- Child Support
- Childcare Support
- Medical Support
Same-Sex Marriage in Minnesota
Outstanding progression in legalizing same-sex marriage has made great strides both locally and nationally. Today, same-sex marriage and parenting are continuing to rise in popularity and are less stigmatized as a result. The Minnesota Human Rights Act was enacted in 1993, which prohibited sexual orientation discrimination and many more factors. In 2013, Minnesota passed a law that legalized same-sex marriage, and in 2015, the Supreme Court of the United States ruled that the right to same-sex marriage exists.
Divorce and Having Children
Throughout the United States, same-sex divorces are very similar when compared to opposite-sex divorces meaning both couples are required to file for divorce under the same guidelines. In Minnesota, partners must have resided in the state for no less than 180 days before filing is allowed. However, since same-sex couples have been prohibited from being legally married until 2013, a judge will likely consider the time spent together as a couple before becoming legally married as a factor when making decisions. Same-sex divorces also follow the same guidelines as opposite-sex divorces regarding the division of assets and debts, child custody and visitation, spousal maintenance, and child support.
Same-sex couples have numerous options to reach the dream of creating a family, as all are legalized and accepted in today’s society. Couples have the opportunity to pursue surrogacy, artificial insemination, and/or adoption. For same-sex couples that choose to have children, the determination of custody and parenting time between each spouse is met with the same process as opposite-sex couples. The court will also base a decision off the best interests of the child(ren) to ensure proper care and a healthy environment is provided for the child by each party.

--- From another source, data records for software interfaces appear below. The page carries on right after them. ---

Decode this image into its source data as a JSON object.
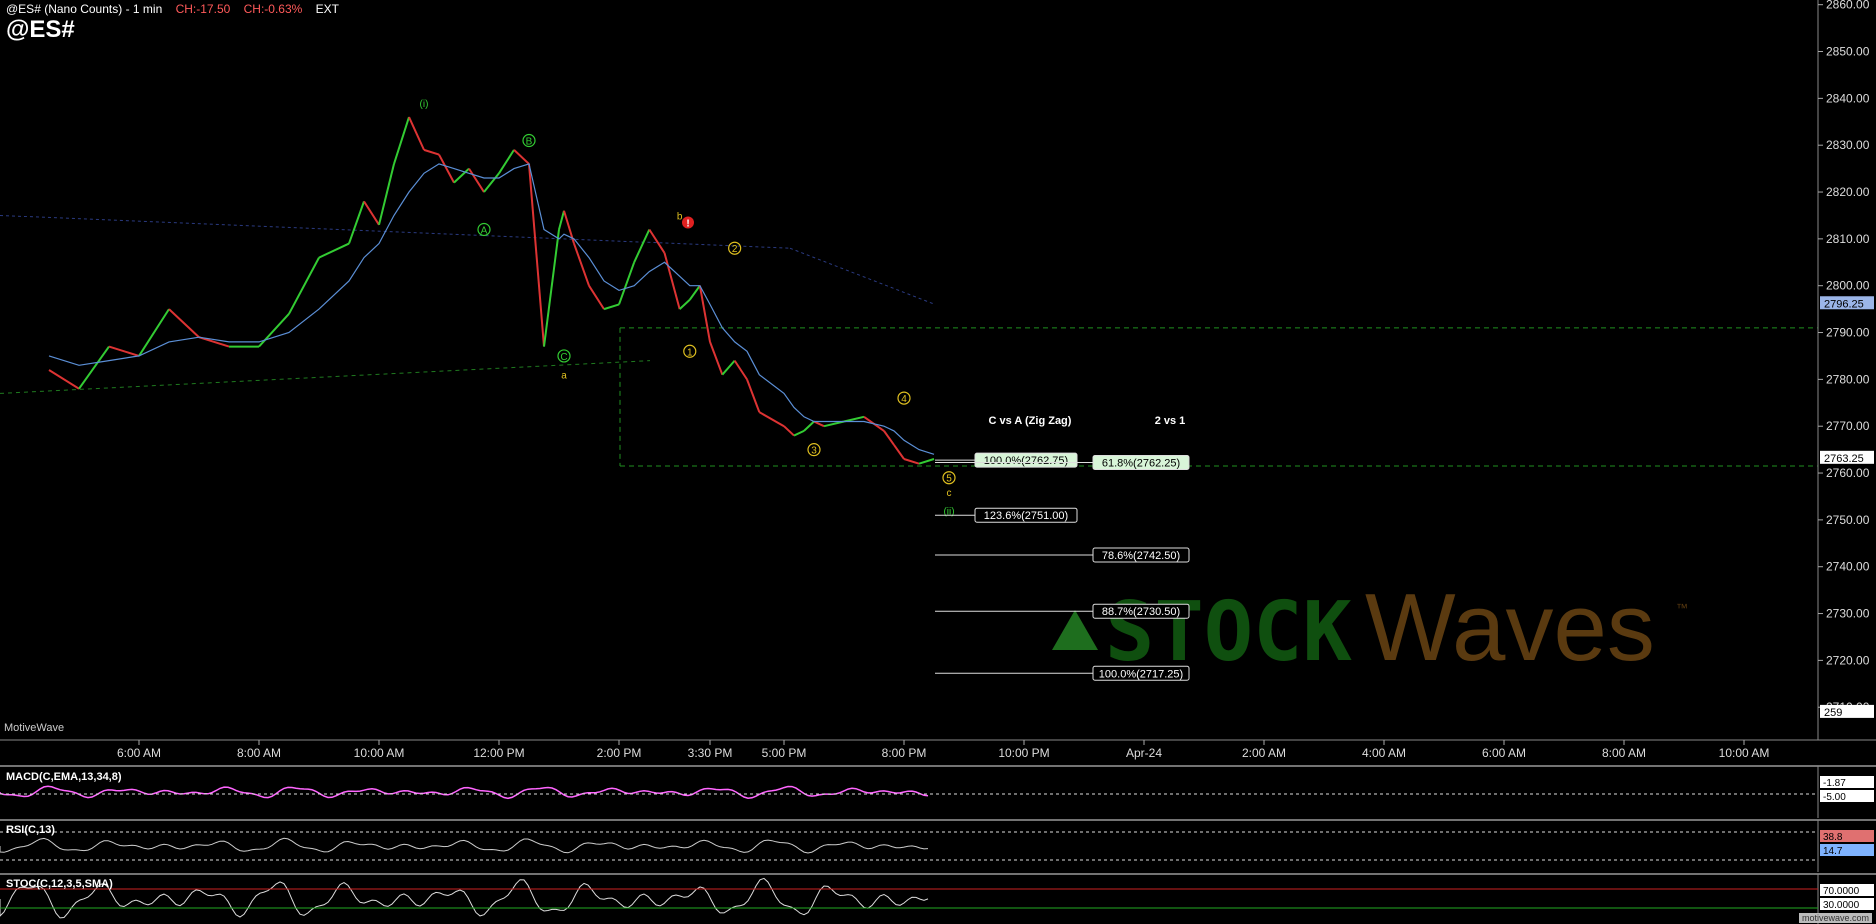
{
  "header": {
    "symbol_line": "@ES# (Nano Counts) - 1 min",
    "ch_points": "CH:-17.50",
    "ch_percent": "CH:-0.63%",
    "session": "EXT",
    "big_symbol": "@ES#"
  },
  "watermark": {
    "text": "MotiveWave",
    "credit": "motivewave.com",
    "logo_left": "STOCK",
    "logo_right": "Waves",
    "logo_tm": "™"
  },
  "colors": {
    "background": "#000000",
    "up_candle": "#33cc33",
    "down_candle": "#dd3333",
    "ma": "#5b8fd6",
    "fib_box_green": "#d8f5d8",
    "accent_green": "#2e8b2e"
  },
  "chart_data": {
    "type": "line",
    "title": "@ES# (Nano Counts) - 1 min",
    "y_axis": {
      "ticks": [
        2710,
        2720,
        2730,
        2740,
        2750,
        2760,
        2770,
        2780,
        2790,
        2800,
        2810,
        2820,
        2830,
        2840,
        2850,
        2860
      ],
      "tick_labels": [
        "2710.00",
        "2720.00",
        "2730.00",
        "2740.00",
        "2750.00",
        "2760.00",
        "2770.00",
        "2780.00",
        "2790.00",
        "2800.00",
        "2810.00",
        "2820.00",
        "2830.00",
        "2840.00",
        "2850.00",
        "2860.00"
      ],
      "ylim": [
        2703,
        2861
      ]
    },
    "x_axis": {
      "tick_labels": [
        "6:00 AM",
        "8:00 AM",
        "10:00 AM",
        "12:00 PM",
        "2:00 PM",
        "3:30 PM",
        "5:00 PM",
        "8:00 PM",
        "10:00 PM",
        "Apr-24",
        "2:00 AM",
        "4:00 AM",
        "6:00 AM",
        "8:00 AM",
        "10:00 AM"
      ]
    },
    "price_path": {
      "x": [
        "4:30 AM",
        "5:00 AM",
        "5:30 AM",
        "6:00 AM",
        "6:30 AM",
        "7:00 AM",
        "7:30 AM",
        "8:00 AM",
        "8:30 AM",
        "9:00 AM",
        "9:30 AM",
        "9:45 AM",
        "10:00 AM",
        "10:15 AM",
        "10:30 AM",
        "10:45 AM",
        "11:00 AM",
        "11:15 AM",
        "11:30 AM",
        "11:45 AM",
        "12:00 PM",
        "12:15 PM",
        "12:30 PM",
        "12:45 PM",
        "1:00 PM",
        "1:05 PM",
        "1:15 PM",
        "1:30 PM",
        "1:45 PM",
        "2:00 PM",
        "2:15 PM",
        "2:30 PM",
        "2:45 PM",
        "3:00 PM",
        "3:10 PM",
        "3:20 PM",
        "3:30 PM",
        "3:45 PM",
        "4:00 PM",
        "4:15 PM",
        "4:30 PM",
        "5:00 PM",
        "5:15 PM",
        "5:30 PM",
        "5:45 PM",
        "6:00 PM",
        "6:30 PM",
        "7:00 PM",
        "7:30 PM",
        "7:45 PM",
        "8:00 PM",
        "8:15 PM",
        "8:30 PM"
      ],
      "y": [
        2782,
        2778,
        2787,
        2785,
        2795,
        2789,
        2787,
        2787,
        2794,
        2806,
        2809,
        2818,
        2813,
        2826,
        2836,
        2829,
        2828,
        2822,
        2825,
        2820,
        2824,
        2829,
        2826,
        2787,
        2812,
        2816,
        2809,
        2800,
        2795,
        2796,
        2805,
        2812,
        2807,
        2795,
        2797,
        2800,
        2788,
        2781,
        2784,
        2780,
        2773,
        2770,
        2768,
        2769,
        2771,
        2770,
        2771,
        2772,
        2769,
        2766,
        2763,
        2762,
        2763
      ],
      "moving_average_y": [
        2785,
        2783,
        2784,
        2785,
        2788,
        2789,
        2788,
        2788,
        2790,
        2795,
        2801,
        2806,
        2809,
        2815,
        2820,
        2824,
        2826,
        2825,
        2824,
        2823,
        2823,
        2825,
        2826,
        2812,
        2810,
        2811,
        2810,
        2806,
        2801,
        2799,
        2800,
        2803,
        2805,
        2802,
        2800,
        2800,
        2796,
        2791,
        2788,
        2786,
        2781,
        2777,
        2774,
        2772,
        2771,
        2771,
        2771,
        2771,
        2770,
        2769,
        2767,
        2765,
        2764
      ]
    },
    "series": [],
    "price_tags": [
      {
        "label": "2796.25",
        "value": 2796.25
      },
      {
        "label": "2763.25",
        "value": 2763.25
      },
      {
        "label": "259",
        "value": 2709
      }
    ],
    "wave_labels": [
      {
        "text": "(i)",
        "time": "10:45 AM",
        "y": 2839,
        "color": "#33cc33"
      },
      {
        "text": "B",
        "time": "12:30 PM",
        "y": 2831,
        "color": "#33cc33",
        "circle": true
      },
      {
        "text": "A",
        "time": "11:45 AM",
        "y": 2812,
        "color": "#33cc33",
        "circle": true
      },
      {
        "text": "C",
        "time": "1:05 PM",
        "y": 2785,
        "color": "#33cc33",
        "circle": true
      },
      {
        "text": "a",
        "time": "1:05 PM",
        "y": 2781,
        "color": "#e0c020"
      },
      {
        "text": "b",
        "time": "3:00 PM",
        "y": 2815,
        "color": "#e0c020"
      },
      {
        "text": "2",
        "time": "4:00 PM",
        "y": 2808,
        "color": "#e0c020",
        "circle": true
      },
      {
        "text": "1",
        "time": "3:10 PM",
        "y": 2786,
        "color": "#e0c020",
        "circle": true
      },
      {
        "text": "3",
        "time": "5:45 PM",
        "y": 2765,
        "color": "#e0c020",
        "circle": true
      },
      {
        "text": "4",
        "time": "8:00 PM",
        "y": 2776,
        "color": "#e0c020",
        "circle": true
      },
      {
        "text": "5",
        "time": "8:45 PM",
        "y": 2759,
        "color": "#e0c020",
        "circle": true
      },
      {
        "text": "c",
        "time": "8:45 PM",
        "y": 2756,
        "color": "#e0c020"
      },
      {
        "text": "(ii)",
        "time": "8:45 PM",
        "y": 2752,
        "color": "#33cc33"
      }
    ],
    "projections": [
      {
        "group": "C vs A (Zig Zag)",
        "label": "100.0%(2762.75)",
        "value": 2762.75,
        "style": "green"
      },
      {
        "group": "C vs A (Zig Zag)",
        "label": "123.6%(2751.00)",
        "value": 2751.0,
        "style": "dark"
      },
      {
        "group": "2 vs 1",
        "label": "61.8%(2762.25)",
        "value": 2762.25,
        "style": "green"
      },
      {
        "group": "2 vs 1",
        "label": "78.6%(2742.50)",
        "value": 2742.5,
        "style": "dark"
      },
      {
        "group": "2 vs 1",
        "label": "88.7%(2730.50)",
        "value": 2730.5,
        "style": "dark"
      },
      {
        "group": "2 vs 1",
        "label": "100.0%(2717.25)",
        "value": 2717.25,
        "style": "dark"
      }
    ],
    "projection_titles": [
      "C vs A (Zig Zag)",
      "2 vs 1"
    ],
    "horizontal_levels": [
      2791,
      2761.5
    ]
  },
  "indicators": {
    "macd": {
      "label": "MACD(C,EMA,13,34,8)",
      "tags": [
        "-1.87",
        "-5.00"
      ]
    },
    "rsi": {
      "label": "RSI(C,13)",
      "tags": [
        "38.8",
        "14.7"
      ]
    },
    "stoch": {
      "label": "STOC(C,12,3,5,SMA)",
      "tags": [
        "70.0000",
        "30.0000"
      ]
    }
  }
}
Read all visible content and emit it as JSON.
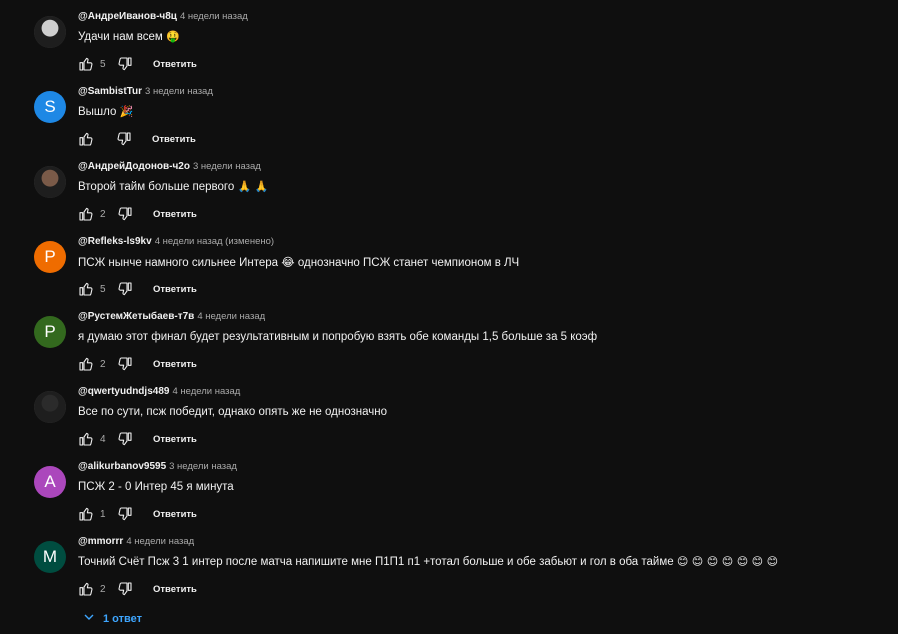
{
  "comments": [
    {
      "author": "@АндреИванов-ч8ц",
      "time": "4 недели назад",
      "text": "Удачи нам всем",
      "emoji": "🤑",
      "likes": "5",
      "reply_label": "Ответить",
      "avatar": {
        "type": "photo",
        "color": "#cfcfcf"
      }
    },
    {
      "author": "@SambistTur",
      "time": "3 недели назад",
      "text": "Вышло",
      "emoji": "🎉",
      "likes": "",
      "reply_label": "Ответить",
      "avatar": {
        "type": "letter",
        "letter": "S",
        "color": "#1e88e5"
      }
    },
    {
      "author": "@АндрейДодонов-ч2о",
      "time": "3 недели назад",
      "text": "Второй тайм больше первого",
      "emoji": "🙏 🙏",
      "likes": "2",
      "reply_label": "Ответить",
      "avatar": {
        "type": "photo",
        "color": "#7a5a48"
      }
    },
    {
      "author": "@Refleks-ls9kv",
      "time": "4 недели назад (изменено)",
      "text": "ПСЖ нынче намного сильнее Интера 😂 однозначно ПСЖ станет чемпионом в ЛЧ",
      "emoji": "",
      "likes": "5",
      "reply_label": "Ответить",
      "avatar": {
        "type": "letter",
        "letter": "P",
        "color": "#ef6c00"
      }
    },
    {
      "author": "@РустемЖетыбаев-т7в",
      "time": "4 недели назад",
      "text": "я думаю этот финал будет результативным и попробую взять обе команды 1,5 больше за 5 коэф",
      "emoji": "",
      "likes": "2",
      "reply_label": "Ответить",
      "avatar": {
        "type": "letter",
        "letter": "Р",
        "color": "#33691e"
      }
    },
    {
      "author": "@qwertyudndjs489",
      "time": "4 недели назад",
      "text": "Все по сути, псж победит, однако опять же не однозначно",
      "emoji": "",
      "likes": "4",
      "reply_label": "Ответить",
      "avatar": {
        "type": "photo",
        "color": "#2b2b2b"
      }
    },
    {
      "author": "@alikurbanov9595",
      "time": "3 недели назад",
      "text": "ПСЖ 2 - 0 Интер   45 я минута",
      "emoji": "",
      "likes": "1",
      "reply_label": "Ответить",
      "avatar": {
        "type": "letter",
        "letter": "A",
        "color": "#ab47bc"
      }
    },
    {
      "author": "@mmorrr",
      "time": "4 недели назад",
      "text": "Точний Счёт Псж 3  1 интер после матча напишите мне  П1П1  п1 +тотал больше и обе забьют и гол в оба тайме",
      "emoji": "😊 😊 😊 😊 😊 😊 😊",
      "likes": "2",
      "reply_label": "Ответить",
      "avatar": {
        "type": "letter",
        "letter": "M",
        "color": "#004d40"
      }
    }
  ],
  "replies_toggle": {
    "label": "1 ответ",
    "color": "#3ea6ff"
  },
  "icons": {
    "like": "thumb-up-icon",
    "dislike": "thumb-down-icon",
    "expand": "chevron-down-icon"
  }
}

Couples going through a divorce are encouraged to get assistance from an experienced family law attorney as these lawyers are knowledgeable and aware of the needs of children during a divorce process. From determining child custody and support to having children in a same-sex marriage and establishing paternal rights, there are many steps couples can take to make the process easier should divorce be where a relationship is headed. Adequately preparing for a divorce is the first step couples can take to allow for a smoother transition for both children and spouses.
This article contains general legal information and does not provide legal advice. For legal advice, please contact M. Sue Wilson Law Offices directly.